## To do
Go through the lines below and retype each one exactly.

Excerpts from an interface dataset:
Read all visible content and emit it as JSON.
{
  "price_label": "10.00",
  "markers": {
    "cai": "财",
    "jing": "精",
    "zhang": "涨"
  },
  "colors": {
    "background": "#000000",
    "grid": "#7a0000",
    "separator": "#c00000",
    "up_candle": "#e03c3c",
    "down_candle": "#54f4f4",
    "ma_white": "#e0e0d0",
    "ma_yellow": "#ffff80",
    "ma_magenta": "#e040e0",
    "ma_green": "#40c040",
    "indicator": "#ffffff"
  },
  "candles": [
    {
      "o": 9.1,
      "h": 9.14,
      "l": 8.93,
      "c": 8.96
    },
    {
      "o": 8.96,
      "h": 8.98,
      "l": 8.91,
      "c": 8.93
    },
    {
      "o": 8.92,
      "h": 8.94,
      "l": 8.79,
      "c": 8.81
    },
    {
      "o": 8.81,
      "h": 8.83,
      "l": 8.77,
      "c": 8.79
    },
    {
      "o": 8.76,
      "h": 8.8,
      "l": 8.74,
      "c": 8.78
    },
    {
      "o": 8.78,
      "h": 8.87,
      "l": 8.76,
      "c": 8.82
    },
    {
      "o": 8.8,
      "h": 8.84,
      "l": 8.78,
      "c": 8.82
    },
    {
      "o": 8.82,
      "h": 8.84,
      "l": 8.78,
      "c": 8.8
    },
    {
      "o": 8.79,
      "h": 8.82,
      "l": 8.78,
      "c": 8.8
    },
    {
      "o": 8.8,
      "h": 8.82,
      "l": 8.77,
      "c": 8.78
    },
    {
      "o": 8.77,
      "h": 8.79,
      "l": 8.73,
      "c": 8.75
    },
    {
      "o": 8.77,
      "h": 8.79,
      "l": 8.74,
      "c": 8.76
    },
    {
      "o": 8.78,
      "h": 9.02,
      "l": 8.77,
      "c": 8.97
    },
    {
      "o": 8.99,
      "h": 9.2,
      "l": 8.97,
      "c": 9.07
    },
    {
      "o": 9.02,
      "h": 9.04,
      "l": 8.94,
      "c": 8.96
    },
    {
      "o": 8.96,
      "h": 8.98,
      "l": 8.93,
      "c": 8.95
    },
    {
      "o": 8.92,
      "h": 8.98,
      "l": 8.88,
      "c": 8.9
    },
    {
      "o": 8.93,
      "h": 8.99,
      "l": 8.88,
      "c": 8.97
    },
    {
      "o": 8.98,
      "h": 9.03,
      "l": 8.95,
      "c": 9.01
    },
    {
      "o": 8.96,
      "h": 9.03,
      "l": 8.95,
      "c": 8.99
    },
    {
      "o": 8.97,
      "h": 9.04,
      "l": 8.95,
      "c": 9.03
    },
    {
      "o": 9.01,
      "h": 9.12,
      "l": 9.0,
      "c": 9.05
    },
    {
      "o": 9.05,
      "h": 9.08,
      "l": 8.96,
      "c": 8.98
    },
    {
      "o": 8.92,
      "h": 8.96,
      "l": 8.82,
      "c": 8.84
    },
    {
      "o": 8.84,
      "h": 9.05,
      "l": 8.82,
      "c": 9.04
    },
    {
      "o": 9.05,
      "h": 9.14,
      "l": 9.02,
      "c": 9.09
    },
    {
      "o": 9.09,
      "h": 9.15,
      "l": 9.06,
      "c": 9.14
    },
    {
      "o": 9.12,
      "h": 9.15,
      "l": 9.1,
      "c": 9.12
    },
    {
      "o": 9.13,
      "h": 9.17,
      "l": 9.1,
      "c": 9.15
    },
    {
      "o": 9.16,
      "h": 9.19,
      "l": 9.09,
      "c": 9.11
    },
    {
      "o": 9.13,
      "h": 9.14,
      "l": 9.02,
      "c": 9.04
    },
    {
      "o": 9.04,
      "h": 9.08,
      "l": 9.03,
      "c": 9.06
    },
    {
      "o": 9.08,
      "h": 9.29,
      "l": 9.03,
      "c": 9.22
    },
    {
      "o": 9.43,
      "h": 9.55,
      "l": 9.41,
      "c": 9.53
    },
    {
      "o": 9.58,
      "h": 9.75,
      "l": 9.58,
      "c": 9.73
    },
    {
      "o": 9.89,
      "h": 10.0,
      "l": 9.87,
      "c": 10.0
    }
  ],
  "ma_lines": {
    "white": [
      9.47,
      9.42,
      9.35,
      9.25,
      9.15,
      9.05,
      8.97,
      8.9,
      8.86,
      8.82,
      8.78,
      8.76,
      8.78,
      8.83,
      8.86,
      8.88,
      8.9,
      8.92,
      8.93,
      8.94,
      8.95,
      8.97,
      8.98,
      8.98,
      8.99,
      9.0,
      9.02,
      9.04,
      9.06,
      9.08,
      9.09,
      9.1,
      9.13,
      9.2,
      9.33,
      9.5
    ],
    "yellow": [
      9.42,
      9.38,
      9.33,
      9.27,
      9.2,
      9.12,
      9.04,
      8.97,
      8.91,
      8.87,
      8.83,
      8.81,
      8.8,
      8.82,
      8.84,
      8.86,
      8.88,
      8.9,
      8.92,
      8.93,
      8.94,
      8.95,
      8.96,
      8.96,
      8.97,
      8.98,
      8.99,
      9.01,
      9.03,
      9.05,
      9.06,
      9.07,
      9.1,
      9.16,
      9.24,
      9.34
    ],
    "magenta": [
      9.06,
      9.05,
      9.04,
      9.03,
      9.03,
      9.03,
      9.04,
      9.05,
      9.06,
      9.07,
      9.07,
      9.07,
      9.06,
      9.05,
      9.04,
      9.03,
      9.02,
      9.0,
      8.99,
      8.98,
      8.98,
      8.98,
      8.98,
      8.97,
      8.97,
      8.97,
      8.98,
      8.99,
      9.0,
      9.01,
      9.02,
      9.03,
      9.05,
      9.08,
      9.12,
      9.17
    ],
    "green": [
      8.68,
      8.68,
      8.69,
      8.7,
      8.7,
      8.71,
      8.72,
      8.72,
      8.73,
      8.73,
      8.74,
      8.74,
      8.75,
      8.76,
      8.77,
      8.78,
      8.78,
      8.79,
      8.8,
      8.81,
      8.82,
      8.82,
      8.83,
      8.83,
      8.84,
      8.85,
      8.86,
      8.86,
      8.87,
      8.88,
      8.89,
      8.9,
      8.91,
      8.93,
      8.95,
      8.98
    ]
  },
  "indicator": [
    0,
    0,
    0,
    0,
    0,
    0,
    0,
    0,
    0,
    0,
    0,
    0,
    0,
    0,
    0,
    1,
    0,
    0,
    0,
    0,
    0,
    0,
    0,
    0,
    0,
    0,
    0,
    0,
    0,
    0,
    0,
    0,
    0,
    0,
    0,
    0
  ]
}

## Result of this exercise
Read all visible content and emit it as JSON.
{
  "price_label": "10.00",
  "markers": {
    "cai": "财",
    "jing": "精",
    "zhang": "涨"
  },
  "colors": {
    "background": "#000000",
    "grid": "#7a0000",
    "separator": "#c00000",
    "up_candle": "#e03c3c",
    "down_candle": "#54f4f4",
    "ma_white": "#e0e0d0",
    "ma_yellow": "#ffff80",
    "ma_magenta": "#e040e0",
    "ma_green": "#40c040",
    "indicator": "#ffffff"
  },
  "candles": [
    {
      "o": 9.1,
      "h": 9.14,
      "l": 8.93,
      "c": 8.96
    },
    {
      "o": 8.96,
      "h": 8.98,
      "l": 8.91,
      "c": 8.93
    },
    {
      "o": 8.92,
      "h": 8.94,
      "l": 8.79,
      "c": 8.81
    },
    {
      "o": 8.81,
      "h": 8.83,
      "l": 8.77,
      "c": 8.79
    },
    {
      "o": 8.76,
      "h": 8.8,
      "l": 8.74,
      "c": 8.78
    },
    {
      "o": 8.78,
      "h": 8.87,
      "l": 8.76,
      "c": 8.82
    },
    {
      "o": 8.8,
      "h": 8.84,
      "l": 8.78,
      "c": 8.82
    },
    {
      "o": 8.82,
      "h": 8.84,
      "l": 8.78,
      "c": 8.8
    },
    {
      "o": 8.79,
      "h": 8.82,
      "l": 8.78,
      "c": 8.8
    },
    {
      "o": 8.8,
      "h": 8.82,
      "l": 8.77,
      "c": 8.78
    },
    {
      "o": 8.77,
      "h": 8.79,
      "l": 8.73,
      "c": 8.75
    },
    {
      "o": 8.77,
      "h": 8.79,
      "l": 8.74,
      "c": 8.76
    },
    {
      "o": 8.78,
      "h": 9.02,
      "l": 8.77,
      "c": 8.97
    },
    {
      "o": 8.99,
      "h": 9.2,
      "l": 8.97,
      "c": 9.07
    },
    {
      "o": 9.02,
      "h": 9.04,
      "l": 8.94,
      "c": 8.96
    },
    {
      "o": 8.96,
      "h": 8.98,
      "l": 8.93,
      "c": 8.95
    },
    {
      "o": 8.92,
      "h": 8.98,
      "l": 8.88,
      "c": 8.9
    },
    {
      "o": 8.93,
      "h": 8.99,
      "l": 8.88,
      "c": 8.97
    },
    {
      "o": 8.98,
      "h": 9.03,
      "l": 8.95,
      "c": 9.01
    },
    {
      "o": 8.96,
      "h": 9.03,
      "l": 8.95,
      "c": 8.99
    },
    {
      "o": 8.97,
      "h": 9.04,
      "l": 8.95,
      "c": 9.03
    },
    {
      "o": 9.01,
      "h": 9.12,
      "l": 9.0,
      "c": 9.05
    },
    {
      "o": 9.05,
      "h": 9.08,
      "l": 8.96,
      "c": 8.98
    },
    {
      "o": 8.92,
      "h": 8.96,
      "l": 8.82,
      "c": 8.84
    },
    {
      "o": 8.84,
      "h": 9.05,
      "l": 8.82,
      "c": 9.04
    },
    {
      "o": 9.05,
      "h": 9.14,
      "l": 9.02,
      "c": 9.09
    },
    {
      "o": 9.09,
      "h": 9.15,
      "l": 9.06,
      "c": 9.14
    },
    {
      "o": 9.12,
      "h": 9.15,
      "l": 9.1,
      "c": 9.12
    },
    {
      "o": 9.13,
      "h": 9.17,
      "l": 9.1,
      "c": 9.15
    },
    {
      "o": 9.16,
      "h": 9.19,
      "l": 9.09,
      "c": 9.11
    },
    {
      "o": 9.13,
      "h": 9.14,
      "l": 9.02,
      "c": 9.04
    },
    {
      "o": 9.04,
      "h": 9.08,
      "l": 9.03,
      "c": 9.06
    },
    {
      "o": 9.08,
      "h": 9.29,
      "l": 9.03,
      "c": 9.22
    },
    {
      "o": 9.43,
      "h": 9.55,
      "l": 9.41,
      "c": 9.53
    },
    {
      "o": 9.58,
      "h": 9.75,
      "l": 9.58,
      "c": 9.73
    },
    {
      "o": 9.89,
      "h": 10.0,
      "l": 9.87,
      "c": 10.0
    }
  ],
  "ma_lines": {
    "white": [
      9.47,
      9.42,
      9.35,
      9.25,
      9.15,
      9.05,
      8.97,
      8.9,
      8.86,
      8.82,
      8.78,
      8.76,
      8.78,
      8.83,
      8.86,
      8.88,
      8.9,
      8.92,
      8.93,
      8.94,
      8.95,
      8.97,
      8.98,
      8.98,
      8.99,
      9.0,
      9.02,
      9.04,
      9.06,
      9.08,
      9.09,
      9.1,
      9.13,
      9.2,
      9.33,
      9.5
    ],
    "yellow": [
      9.42,
      9.38,
      9.33,
      9.27,
      9.2,
      9.12,
      9.04,
      8.97,
      8.91,
      8.87,
      8.83,
      8.81,
      8.8,
      8.82,
      8.84,
      8.86,
      8.88,
      8.9,
      8.92,
      8.93,
      8.94,
      8.95,
      8.96,
      8.96,
      8.97,
      8.98,
      8.99,
      9.01,
      9.03,
      9.05,
      9.06,
      9.07,
      9.1,
      9.16,
      9.24,
      9.34
    ],
    "magenta": [
      9.06,
      9.05,
      9.04,
      9.03,
      9.03,
      9.03,
      9.04,
      9.05,
      9.06,
      9.07,
      9.07,
      9.07,
      9.06,
      9.05,
      9.04,
      9.03,
      9.02,
      9.0,
      8.99,
      8.98,
      8.98,
      8.98,
      8.98,
      8.97,
      8.97,
      8.97,
      8.98,
      8.99,
      9.0,
      9.01,
      9.02,
      9.03,
      9.05,
      9.08,
      9.12,
      9.17
    ],
    "green": [
      8.68,
      8.68,
      8.69,
      8.7,
      8.7,
      8.71,
      8.72,
      8.72,
      8.73,
      8.73,
      8.74,
      8.74,
      8.75,
      8.76,
      8.77,
      8.78,
      8.78,
      8.79,
      8.8,
      8.81,
      8.82,
      8.82,
      8.83,
      8.83,
      8.84,
      8.85,
      8.86,
      8.86,
      8.87,
      8.88,
      8.89,
      8.9,
      8.91,
      8.93,
      8.95,
      8.98
    ]
  },
  "indicator": [
    0,
    0,
    0,
    0,
    0,
    0,
    0,
    0,
    0,
    0,
    0,
    0,
    0,
    0,
    0,
    1,
    0,
    0,
    0,
    0,
    0,
    0,
    0,
    0,
    0,
    0,
    0,
    0,
    0,
    0,
    0,
    0,
    0,
    0,
    0,
    0
  ]
}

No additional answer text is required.